(Stored items)

== Segment start ==

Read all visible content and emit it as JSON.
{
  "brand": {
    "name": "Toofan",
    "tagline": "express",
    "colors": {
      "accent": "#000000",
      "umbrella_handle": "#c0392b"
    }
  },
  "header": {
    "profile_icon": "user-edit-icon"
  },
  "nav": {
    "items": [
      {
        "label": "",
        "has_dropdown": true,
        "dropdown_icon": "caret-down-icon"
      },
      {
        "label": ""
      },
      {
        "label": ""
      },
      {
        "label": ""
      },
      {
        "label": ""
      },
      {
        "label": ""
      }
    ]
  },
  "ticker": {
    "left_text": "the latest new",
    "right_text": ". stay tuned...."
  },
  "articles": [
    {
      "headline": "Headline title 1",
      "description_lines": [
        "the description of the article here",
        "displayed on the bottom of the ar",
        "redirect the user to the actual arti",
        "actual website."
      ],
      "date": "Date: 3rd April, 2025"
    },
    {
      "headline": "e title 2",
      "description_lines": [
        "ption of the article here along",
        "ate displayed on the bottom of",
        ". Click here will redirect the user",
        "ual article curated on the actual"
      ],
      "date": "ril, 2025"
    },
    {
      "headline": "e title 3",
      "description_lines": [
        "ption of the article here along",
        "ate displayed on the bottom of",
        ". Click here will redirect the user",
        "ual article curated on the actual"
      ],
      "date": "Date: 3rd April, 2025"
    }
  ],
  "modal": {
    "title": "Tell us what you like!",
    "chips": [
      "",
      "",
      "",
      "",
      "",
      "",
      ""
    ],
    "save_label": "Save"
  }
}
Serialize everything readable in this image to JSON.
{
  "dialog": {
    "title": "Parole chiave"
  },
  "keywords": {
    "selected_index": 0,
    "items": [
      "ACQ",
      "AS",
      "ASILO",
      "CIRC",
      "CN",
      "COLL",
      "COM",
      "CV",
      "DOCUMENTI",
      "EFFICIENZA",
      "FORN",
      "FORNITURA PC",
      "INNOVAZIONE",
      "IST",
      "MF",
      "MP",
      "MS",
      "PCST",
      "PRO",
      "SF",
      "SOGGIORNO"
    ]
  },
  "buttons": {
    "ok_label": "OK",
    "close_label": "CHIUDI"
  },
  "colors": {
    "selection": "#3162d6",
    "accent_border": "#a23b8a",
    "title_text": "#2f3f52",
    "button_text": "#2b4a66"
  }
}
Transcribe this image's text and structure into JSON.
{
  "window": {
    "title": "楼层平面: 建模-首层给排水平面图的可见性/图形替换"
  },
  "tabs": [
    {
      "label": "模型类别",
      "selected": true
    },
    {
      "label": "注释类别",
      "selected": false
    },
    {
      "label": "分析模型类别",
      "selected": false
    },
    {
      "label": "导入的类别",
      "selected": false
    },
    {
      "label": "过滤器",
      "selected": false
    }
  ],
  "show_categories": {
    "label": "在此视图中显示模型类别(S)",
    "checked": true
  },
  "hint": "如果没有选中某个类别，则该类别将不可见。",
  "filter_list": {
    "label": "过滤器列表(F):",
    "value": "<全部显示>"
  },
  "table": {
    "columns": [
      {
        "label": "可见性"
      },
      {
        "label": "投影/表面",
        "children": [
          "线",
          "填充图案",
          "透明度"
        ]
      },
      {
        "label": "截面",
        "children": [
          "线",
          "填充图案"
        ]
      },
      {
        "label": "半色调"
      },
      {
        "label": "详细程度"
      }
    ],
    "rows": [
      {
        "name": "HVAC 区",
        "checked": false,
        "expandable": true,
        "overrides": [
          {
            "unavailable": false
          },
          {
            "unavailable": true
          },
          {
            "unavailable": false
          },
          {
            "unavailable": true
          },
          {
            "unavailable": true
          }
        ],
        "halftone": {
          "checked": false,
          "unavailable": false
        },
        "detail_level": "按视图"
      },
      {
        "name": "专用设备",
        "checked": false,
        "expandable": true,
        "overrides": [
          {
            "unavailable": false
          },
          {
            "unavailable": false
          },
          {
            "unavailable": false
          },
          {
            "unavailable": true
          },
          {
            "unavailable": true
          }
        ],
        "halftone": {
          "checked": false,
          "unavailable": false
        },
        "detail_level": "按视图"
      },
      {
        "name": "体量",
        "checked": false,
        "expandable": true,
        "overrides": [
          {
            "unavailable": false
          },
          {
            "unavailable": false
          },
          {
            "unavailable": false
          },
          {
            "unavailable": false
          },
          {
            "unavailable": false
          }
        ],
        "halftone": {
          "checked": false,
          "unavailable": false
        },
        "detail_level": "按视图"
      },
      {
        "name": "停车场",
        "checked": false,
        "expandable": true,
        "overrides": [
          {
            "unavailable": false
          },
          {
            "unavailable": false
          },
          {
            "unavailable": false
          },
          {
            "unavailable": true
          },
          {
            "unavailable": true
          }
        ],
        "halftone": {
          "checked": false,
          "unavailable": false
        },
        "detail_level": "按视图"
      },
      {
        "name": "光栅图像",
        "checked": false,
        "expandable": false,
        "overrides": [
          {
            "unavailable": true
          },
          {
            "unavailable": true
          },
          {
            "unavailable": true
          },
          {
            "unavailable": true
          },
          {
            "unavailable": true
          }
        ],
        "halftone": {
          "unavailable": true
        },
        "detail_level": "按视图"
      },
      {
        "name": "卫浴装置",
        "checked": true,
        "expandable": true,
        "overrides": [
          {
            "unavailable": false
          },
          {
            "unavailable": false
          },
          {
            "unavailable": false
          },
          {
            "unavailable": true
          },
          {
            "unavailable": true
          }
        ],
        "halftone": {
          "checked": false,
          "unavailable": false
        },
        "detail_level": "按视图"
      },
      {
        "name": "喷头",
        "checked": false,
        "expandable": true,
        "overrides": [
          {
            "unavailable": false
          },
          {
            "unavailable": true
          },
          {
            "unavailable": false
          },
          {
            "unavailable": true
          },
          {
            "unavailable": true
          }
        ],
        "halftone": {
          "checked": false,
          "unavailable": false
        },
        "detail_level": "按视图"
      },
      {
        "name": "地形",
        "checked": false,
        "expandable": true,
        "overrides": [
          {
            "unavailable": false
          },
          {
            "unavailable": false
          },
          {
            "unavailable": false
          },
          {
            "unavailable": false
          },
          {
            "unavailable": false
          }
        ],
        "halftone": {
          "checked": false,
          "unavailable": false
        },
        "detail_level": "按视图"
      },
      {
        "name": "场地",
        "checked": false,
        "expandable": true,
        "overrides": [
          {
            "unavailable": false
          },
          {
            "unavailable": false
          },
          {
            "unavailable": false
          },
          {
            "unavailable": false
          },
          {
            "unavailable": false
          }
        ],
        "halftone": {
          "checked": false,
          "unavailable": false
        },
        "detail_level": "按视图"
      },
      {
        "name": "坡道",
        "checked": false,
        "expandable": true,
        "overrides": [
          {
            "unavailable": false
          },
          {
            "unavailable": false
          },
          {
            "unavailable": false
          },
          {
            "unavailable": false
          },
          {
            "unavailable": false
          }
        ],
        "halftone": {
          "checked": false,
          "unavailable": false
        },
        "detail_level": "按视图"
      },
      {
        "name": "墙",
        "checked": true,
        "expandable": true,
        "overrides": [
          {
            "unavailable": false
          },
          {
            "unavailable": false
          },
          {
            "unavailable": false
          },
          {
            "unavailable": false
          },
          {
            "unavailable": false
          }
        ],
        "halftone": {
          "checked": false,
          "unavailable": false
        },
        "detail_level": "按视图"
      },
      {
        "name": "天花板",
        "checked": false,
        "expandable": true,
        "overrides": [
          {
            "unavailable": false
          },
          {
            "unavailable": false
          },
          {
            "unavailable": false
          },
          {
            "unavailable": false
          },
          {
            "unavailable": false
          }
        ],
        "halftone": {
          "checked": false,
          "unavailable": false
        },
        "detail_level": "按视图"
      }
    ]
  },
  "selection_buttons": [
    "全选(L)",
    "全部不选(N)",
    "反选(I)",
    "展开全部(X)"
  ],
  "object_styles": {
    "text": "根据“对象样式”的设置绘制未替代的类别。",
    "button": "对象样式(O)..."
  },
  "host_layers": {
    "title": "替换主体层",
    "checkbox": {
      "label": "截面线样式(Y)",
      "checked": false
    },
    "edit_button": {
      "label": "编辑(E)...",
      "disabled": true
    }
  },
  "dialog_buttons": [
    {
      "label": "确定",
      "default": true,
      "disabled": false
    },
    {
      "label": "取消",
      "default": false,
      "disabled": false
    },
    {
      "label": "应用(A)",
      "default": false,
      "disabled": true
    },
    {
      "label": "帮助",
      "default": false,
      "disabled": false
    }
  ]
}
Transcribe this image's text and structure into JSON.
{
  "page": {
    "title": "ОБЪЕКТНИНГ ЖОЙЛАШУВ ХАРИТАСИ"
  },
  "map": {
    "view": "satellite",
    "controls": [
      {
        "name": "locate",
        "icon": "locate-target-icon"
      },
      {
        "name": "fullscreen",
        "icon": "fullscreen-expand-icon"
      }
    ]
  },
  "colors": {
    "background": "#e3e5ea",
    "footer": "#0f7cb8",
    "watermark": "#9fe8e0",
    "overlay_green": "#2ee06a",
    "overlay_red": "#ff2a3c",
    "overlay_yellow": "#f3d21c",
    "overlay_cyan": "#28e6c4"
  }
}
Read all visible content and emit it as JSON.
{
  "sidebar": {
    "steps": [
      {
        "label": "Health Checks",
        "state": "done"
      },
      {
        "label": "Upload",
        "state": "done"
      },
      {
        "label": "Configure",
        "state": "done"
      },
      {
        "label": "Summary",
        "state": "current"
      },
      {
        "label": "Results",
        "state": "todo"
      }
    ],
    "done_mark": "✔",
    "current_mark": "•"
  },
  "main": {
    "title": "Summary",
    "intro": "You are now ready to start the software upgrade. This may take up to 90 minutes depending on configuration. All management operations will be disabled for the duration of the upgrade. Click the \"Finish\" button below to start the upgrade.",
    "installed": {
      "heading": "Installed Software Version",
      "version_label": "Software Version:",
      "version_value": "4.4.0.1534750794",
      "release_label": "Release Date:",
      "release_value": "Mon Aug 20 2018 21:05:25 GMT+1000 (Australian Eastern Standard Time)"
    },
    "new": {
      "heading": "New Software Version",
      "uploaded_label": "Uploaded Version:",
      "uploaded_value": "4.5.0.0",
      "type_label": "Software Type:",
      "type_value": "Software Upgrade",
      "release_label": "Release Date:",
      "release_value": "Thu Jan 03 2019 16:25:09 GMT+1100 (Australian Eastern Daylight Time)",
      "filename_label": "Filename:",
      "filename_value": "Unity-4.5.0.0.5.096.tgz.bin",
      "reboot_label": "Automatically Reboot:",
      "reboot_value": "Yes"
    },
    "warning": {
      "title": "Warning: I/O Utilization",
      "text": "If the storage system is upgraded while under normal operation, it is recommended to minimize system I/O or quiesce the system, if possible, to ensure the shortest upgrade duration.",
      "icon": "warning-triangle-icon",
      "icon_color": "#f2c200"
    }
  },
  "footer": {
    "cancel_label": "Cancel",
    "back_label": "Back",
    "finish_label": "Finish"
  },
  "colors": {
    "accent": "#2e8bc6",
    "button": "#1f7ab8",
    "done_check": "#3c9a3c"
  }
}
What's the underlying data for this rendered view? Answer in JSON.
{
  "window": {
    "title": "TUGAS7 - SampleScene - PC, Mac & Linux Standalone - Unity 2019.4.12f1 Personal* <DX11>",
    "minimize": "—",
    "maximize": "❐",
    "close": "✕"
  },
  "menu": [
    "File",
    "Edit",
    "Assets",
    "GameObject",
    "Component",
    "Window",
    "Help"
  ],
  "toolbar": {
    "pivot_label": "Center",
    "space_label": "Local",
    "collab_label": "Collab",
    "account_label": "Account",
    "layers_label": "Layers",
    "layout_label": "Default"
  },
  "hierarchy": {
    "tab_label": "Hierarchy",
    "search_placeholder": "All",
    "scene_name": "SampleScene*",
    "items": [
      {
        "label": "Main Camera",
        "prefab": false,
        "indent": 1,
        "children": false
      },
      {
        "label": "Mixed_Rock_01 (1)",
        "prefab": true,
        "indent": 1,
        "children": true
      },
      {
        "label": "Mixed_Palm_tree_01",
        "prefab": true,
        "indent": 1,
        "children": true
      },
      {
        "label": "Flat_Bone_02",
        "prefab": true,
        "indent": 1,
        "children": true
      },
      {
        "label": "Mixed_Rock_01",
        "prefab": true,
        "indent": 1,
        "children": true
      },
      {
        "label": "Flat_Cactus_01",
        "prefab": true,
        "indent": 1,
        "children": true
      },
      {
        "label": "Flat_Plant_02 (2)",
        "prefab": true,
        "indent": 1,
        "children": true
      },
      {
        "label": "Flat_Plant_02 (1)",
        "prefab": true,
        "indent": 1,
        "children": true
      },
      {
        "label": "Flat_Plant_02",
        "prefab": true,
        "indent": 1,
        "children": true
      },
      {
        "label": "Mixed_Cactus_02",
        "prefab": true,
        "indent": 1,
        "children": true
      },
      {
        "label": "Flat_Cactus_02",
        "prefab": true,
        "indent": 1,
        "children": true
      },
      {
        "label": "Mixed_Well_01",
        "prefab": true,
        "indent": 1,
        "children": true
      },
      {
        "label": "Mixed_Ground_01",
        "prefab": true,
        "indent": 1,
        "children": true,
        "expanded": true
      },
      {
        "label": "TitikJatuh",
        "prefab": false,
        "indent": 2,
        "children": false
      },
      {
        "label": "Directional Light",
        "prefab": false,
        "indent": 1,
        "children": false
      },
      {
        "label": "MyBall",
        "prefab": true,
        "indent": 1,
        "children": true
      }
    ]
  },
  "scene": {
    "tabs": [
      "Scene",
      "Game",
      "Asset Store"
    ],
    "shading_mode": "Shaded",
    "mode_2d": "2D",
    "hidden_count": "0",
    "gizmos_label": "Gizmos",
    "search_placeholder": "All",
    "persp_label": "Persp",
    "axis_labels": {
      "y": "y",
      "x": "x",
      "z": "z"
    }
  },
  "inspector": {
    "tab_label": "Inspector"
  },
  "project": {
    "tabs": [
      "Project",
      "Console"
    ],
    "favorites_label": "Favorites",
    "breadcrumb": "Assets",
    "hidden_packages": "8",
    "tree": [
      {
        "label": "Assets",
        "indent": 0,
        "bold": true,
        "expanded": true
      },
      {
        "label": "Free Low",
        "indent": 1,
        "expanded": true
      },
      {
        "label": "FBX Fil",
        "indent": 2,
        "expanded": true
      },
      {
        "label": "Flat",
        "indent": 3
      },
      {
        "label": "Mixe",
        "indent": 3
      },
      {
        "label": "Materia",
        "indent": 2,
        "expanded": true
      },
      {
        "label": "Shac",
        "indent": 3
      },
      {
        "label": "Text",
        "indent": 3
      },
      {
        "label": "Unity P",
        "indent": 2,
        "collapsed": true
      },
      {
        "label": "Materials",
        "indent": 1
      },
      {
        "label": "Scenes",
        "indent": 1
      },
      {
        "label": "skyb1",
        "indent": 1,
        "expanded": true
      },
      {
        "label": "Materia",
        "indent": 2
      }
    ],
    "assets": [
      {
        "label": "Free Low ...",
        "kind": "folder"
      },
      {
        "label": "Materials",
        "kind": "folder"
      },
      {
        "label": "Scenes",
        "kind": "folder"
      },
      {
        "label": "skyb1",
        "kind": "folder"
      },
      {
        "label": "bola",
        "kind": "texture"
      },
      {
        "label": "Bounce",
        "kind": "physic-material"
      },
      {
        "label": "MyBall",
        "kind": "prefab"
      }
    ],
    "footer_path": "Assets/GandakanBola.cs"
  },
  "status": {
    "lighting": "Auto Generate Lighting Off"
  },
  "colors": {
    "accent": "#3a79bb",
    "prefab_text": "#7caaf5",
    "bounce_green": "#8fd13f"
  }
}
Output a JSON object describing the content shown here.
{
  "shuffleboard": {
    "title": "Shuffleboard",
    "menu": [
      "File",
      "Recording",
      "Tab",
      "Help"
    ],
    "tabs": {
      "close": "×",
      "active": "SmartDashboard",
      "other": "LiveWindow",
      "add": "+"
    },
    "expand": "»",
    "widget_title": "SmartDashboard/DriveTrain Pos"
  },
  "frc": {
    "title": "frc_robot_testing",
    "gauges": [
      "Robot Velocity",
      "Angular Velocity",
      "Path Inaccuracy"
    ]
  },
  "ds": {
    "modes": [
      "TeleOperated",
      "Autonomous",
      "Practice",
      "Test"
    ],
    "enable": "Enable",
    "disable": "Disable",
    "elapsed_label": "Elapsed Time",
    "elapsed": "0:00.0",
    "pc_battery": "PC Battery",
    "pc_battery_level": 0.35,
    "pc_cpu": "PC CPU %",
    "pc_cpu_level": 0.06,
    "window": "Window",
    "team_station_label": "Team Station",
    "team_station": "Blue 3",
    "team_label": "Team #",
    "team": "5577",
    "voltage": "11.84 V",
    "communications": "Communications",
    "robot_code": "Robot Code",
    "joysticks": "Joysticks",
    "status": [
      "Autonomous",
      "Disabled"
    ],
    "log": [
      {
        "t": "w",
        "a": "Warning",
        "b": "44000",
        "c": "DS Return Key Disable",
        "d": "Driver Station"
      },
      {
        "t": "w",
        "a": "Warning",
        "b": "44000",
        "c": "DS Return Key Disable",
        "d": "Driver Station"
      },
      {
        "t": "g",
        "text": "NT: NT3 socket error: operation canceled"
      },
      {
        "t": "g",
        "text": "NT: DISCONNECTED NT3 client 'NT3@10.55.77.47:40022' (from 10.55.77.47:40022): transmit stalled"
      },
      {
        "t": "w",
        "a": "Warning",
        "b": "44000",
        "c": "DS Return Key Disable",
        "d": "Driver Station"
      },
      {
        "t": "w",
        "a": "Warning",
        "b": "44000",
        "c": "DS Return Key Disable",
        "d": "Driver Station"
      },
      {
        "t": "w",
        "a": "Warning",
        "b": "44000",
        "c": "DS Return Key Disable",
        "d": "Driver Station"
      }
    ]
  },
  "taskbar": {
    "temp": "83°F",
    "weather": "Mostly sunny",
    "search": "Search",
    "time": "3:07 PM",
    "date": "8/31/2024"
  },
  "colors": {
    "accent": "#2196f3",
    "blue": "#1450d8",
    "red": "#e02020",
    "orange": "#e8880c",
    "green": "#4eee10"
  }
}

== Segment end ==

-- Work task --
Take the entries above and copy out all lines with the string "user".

-- Answer space --
    "profile_icon": "user-edit-icon"
        "redirect the user to the actual arti",
        ". Click here will redirect the user",
        ". Click here will redirect the user",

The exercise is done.